On April 5, Samsung released crushingly low estimates for its Q1 2019 revenue and operating profit. The South Korean electronics firm expects revenues of 52 trillion won ($45.7 billion) and 6.2 trillion won ($5.5 billion). As such, the company’s income and profit have plunged by 60 and 14 percent respectively from Q1 2018.
If Samsung’s projections are confirmed, its profits for the first three months of this year represent its weakest quarterly financial performance since 2016. Notably, the corporation’s profit margins underperformed back then due to the Galaxy Note 7 recall.
When 10 Million Units Sold in a Month Isn’t Enough
To its credit, the electronics giant prepared investors for a soft 2019 earlier this year when it released its Q4 2018 results. Last quarter, Samsung posted a disappointing 10 and 29 percent in revenue and operating profit. The firm explained the global downturn in smartphone sales took a huge bite out of its formally robust income.
However, the corporation also provided guidance that its Galaxy S10, released early March, would buoy its sales. Sadly, Samsung’s forecast proved to be incorrect despite it selling an estimated 10 million units in its first month of release.
The Contradiction of Making Products Too Good

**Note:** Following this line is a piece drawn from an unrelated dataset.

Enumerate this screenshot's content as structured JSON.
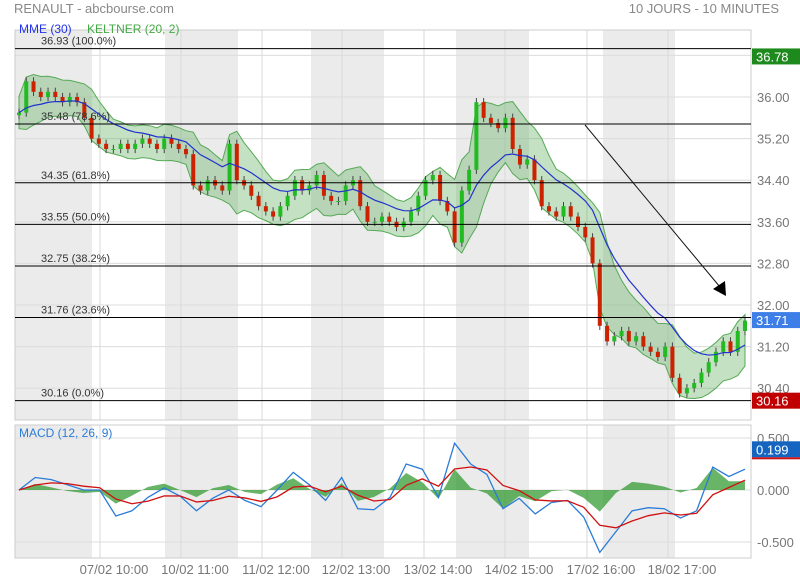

The corporation’s flat smartphone sales are not the only major challenge it faces this year. Industry analysts expect Samsung to announce a steep drop in its semiconductor sales for Q1 2019. Ironically, the firm’s losses aren’t due to it being outpaced by a rival, it’s because its chipsets are too good.
The South Korean conglomerate has spent the last few years dominating the field by selling high-capacity, high-performance microchips to the mobile electronics sector. Consequently, the current generation of online-enabled hardware has proven to be highly resilient. Since Samsung sells most of its chipsets to mobile phone manufacturers, it was outsold by the more multifaceted Intel in Q4 2018.
With its most profitable segments flatlining, the electronics maker is apparently pinning all of its hopes on 5G catching on. Admittedly, that strategy has proven successful for other mobility companies in the past. Notably, HTC enjoyed record-setting sales earlier this decade because it was the first smartphone company to release a killer 4G device.
However, tech brands shouldn’t trust their future success to a once a decade trend. Notably, since HTC failed to diversify its business, it hasn’t made a profit since 2016. Ideally, Samsung will learn from its competitor’s missteps and expand into some new markets. Perhaps the corporation can find success by launching a subscription video on demand service.